**Exercise description:**
The answer must consist of every line in the records below that contains the string "this".

[Supplied data Boundary: Start]

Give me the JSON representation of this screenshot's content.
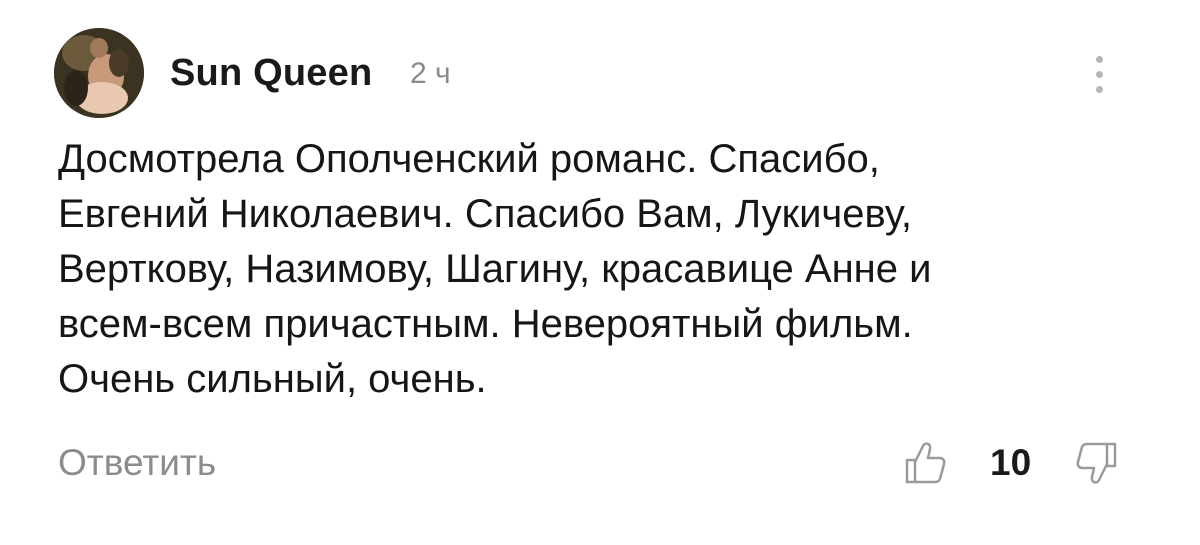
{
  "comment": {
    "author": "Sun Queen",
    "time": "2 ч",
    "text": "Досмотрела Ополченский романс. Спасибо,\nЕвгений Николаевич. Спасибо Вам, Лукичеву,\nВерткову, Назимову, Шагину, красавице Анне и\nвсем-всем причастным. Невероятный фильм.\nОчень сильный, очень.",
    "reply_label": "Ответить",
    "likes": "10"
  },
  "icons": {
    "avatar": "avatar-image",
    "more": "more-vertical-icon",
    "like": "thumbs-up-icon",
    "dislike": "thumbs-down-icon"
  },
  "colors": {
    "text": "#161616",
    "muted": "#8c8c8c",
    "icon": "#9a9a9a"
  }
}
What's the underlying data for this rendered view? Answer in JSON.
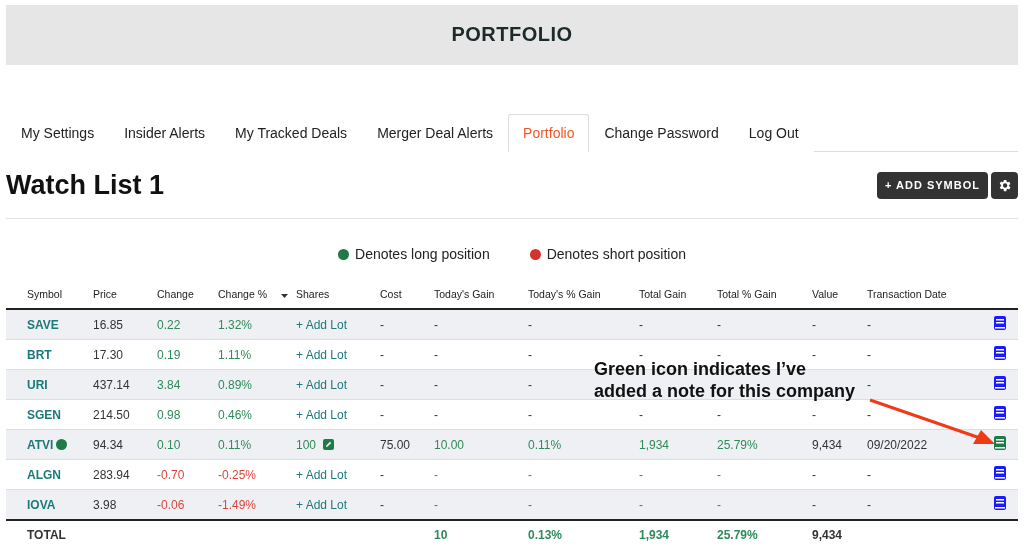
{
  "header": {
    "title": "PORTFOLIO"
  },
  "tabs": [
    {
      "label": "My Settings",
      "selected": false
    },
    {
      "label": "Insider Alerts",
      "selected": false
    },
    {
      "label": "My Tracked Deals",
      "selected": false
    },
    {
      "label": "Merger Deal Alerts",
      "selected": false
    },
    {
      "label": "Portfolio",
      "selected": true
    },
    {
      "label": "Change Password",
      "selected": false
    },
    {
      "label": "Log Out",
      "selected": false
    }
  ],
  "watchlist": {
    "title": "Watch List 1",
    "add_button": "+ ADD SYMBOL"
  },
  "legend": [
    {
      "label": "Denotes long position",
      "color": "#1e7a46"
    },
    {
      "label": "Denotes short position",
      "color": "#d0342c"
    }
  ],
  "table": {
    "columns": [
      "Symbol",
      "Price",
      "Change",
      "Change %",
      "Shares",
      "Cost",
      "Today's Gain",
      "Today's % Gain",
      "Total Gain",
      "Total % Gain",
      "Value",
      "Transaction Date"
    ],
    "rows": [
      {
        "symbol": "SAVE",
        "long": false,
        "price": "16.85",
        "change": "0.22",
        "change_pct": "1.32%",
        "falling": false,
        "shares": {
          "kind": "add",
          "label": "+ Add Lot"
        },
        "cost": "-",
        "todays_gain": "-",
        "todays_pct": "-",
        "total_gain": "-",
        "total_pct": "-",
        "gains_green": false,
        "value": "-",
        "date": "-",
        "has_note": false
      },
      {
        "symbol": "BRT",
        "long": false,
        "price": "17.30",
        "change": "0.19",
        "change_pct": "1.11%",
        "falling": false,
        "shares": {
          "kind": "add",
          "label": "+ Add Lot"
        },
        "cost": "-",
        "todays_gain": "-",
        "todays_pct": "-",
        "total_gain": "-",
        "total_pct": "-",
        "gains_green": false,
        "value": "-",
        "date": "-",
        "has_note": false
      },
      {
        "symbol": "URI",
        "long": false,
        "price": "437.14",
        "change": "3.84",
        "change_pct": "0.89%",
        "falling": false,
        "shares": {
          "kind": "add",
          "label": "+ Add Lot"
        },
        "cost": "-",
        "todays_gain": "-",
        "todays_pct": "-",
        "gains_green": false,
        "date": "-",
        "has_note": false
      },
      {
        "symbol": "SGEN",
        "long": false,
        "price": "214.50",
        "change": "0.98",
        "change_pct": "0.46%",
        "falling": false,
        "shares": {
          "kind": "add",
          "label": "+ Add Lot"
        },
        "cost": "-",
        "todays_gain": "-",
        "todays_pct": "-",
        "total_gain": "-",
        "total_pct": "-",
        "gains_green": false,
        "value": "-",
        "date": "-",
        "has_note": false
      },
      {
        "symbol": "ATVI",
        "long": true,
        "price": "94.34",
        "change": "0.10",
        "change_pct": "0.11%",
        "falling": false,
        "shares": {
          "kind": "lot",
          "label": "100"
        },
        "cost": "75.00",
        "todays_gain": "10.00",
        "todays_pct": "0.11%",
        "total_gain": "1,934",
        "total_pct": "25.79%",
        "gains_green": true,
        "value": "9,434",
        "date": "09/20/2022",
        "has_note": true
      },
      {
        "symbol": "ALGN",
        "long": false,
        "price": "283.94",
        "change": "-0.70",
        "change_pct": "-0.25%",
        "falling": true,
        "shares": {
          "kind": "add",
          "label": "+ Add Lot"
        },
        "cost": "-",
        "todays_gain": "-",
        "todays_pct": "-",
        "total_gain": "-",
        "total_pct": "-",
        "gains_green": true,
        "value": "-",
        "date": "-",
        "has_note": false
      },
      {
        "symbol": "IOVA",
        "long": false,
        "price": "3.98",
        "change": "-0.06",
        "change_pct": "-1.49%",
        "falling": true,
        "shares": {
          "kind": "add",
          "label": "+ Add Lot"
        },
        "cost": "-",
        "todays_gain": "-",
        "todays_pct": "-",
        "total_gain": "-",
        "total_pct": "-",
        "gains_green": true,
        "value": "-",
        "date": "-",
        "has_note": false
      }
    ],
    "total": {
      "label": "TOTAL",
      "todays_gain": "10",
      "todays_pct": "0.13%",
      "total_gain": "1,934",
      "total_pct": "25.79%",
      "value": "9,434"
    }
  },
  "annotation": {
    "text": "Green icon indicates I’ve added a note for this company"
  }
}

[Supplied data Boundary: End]

**Reply:**
Give me the JSON representation of this screenshot's content.
What's the underlying data for this rendered view? Answer in JSON.
    "text": "Green icon indicates I’ve added a note for this company"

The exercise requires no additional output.